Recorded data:
= Beginning of Section =
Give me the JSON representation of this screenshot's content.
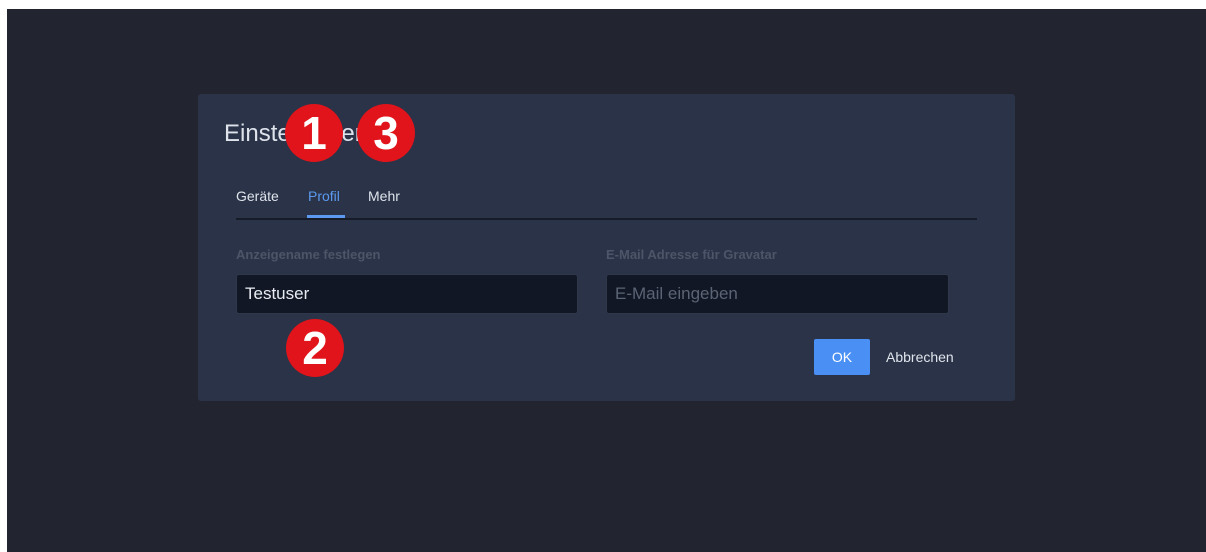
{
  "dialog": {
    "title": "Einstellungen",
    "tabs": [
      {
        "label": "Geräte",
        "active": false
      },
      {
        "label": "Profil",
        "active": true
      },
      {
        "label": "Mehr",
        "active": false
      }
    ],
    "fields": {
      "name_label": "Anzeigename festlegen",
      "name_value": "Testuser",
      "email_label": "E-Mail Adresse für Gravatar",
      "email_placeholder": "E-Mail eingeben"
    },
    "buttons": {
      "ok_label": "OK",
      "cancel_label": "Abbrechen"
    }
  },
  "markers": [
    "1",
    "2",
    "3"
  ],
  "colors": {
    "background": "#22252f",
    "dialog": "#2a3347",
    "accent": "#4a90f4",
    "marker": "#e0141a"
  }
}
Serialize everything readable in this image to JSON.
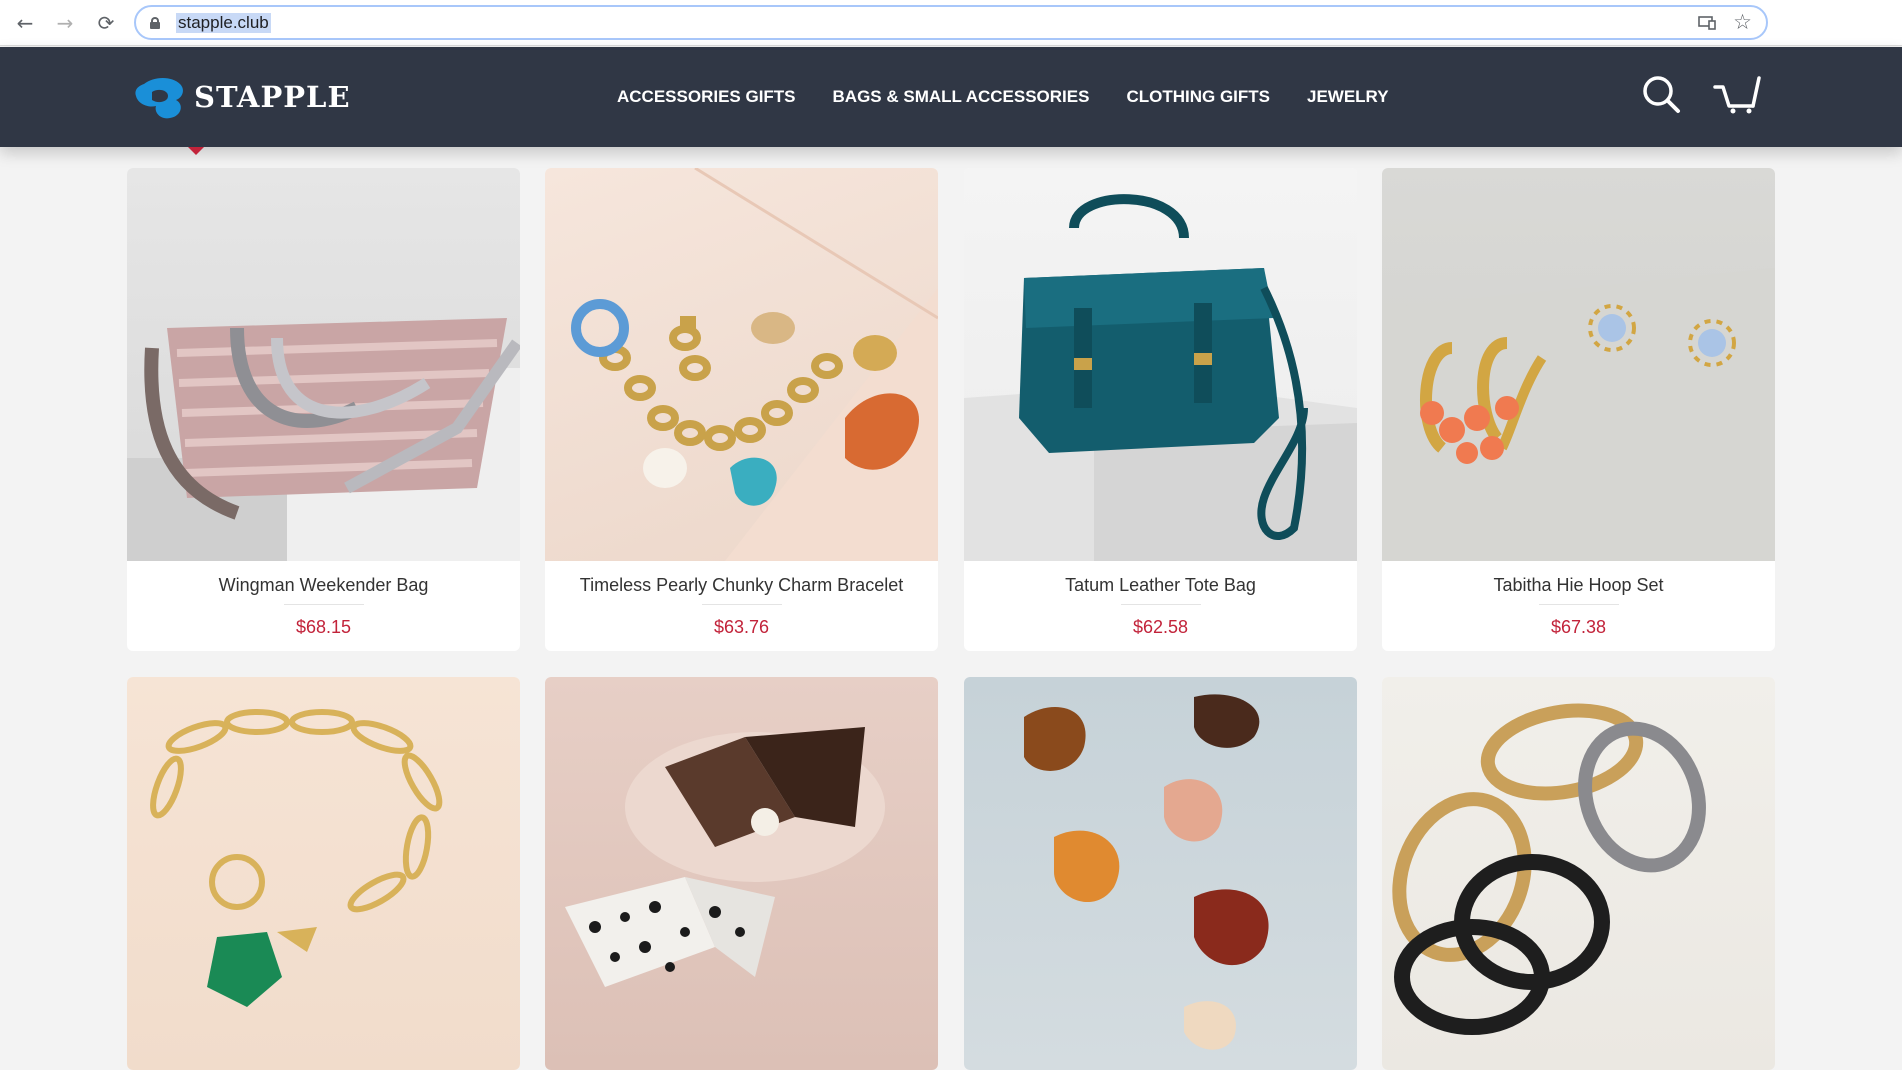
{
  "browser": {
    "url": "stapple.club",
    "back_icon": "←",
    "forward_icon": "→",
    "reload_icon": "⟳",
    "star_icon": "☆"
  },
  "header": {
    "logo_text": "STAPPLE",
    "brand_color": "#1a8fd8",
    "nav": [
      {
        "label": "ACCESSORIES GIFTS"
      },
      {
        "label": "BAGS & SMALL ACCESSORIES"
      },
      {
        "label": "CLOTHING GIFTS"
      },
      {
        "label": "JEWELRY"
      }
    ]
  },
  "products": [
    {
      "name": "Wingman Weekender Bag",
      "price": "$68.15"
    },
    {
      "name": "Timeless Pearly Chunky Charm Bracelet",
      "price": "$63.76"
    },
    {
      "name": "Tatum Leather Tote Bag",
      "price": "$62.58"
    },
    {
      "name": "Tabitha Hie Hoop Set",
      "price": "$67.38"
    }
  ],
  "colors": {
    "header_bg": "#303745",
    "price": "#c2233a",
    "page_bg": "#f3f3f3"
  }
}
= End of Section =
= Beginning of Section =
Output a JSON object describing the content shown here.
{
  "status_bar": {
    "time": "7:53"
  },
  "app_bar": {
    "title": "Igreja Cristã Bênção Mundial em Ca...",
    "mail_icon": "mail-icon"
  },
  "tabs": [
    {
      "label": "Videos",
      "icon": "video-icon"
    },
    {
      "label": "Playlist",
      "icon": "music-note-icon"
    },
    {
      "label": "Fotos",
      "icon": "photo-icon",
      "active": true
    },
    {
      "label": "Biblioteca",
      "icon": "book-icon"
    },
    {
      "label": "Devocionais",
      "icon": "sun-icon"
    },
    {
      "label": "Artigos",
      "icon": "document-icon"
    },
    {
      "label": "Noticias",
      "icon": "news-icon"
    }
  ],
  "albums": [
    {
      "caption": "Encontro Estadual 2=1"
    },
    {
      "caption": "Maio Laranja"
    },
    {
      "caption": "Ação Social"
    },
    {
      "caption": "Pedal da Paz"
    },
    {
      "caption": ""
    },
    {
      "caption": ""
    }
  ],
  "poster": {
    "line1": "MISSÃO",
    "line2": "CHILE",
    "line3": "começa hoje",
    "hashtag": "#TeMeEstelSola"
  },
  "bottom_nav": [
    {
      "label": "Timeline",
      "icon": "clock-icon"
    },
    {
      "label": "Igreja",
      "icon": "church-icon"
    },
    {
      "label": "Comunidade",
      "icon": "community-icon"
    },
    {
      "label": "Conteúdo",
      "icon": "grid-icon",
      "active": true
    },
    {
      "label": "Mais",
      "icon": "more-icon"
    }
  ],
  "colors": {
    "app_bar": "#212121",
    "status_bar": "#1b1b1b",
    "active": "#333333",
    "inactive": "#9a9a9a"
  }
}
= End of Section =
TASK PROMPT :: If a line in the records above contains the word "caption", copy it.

SOLUTION ::
      "caption": "Encontro Estadual 2=1"
      "caption": "Maio Laranja"
      "caption": "Ação Social"
      "caption": "Pedal da Paz"
      "caption": ""
      "caption": ""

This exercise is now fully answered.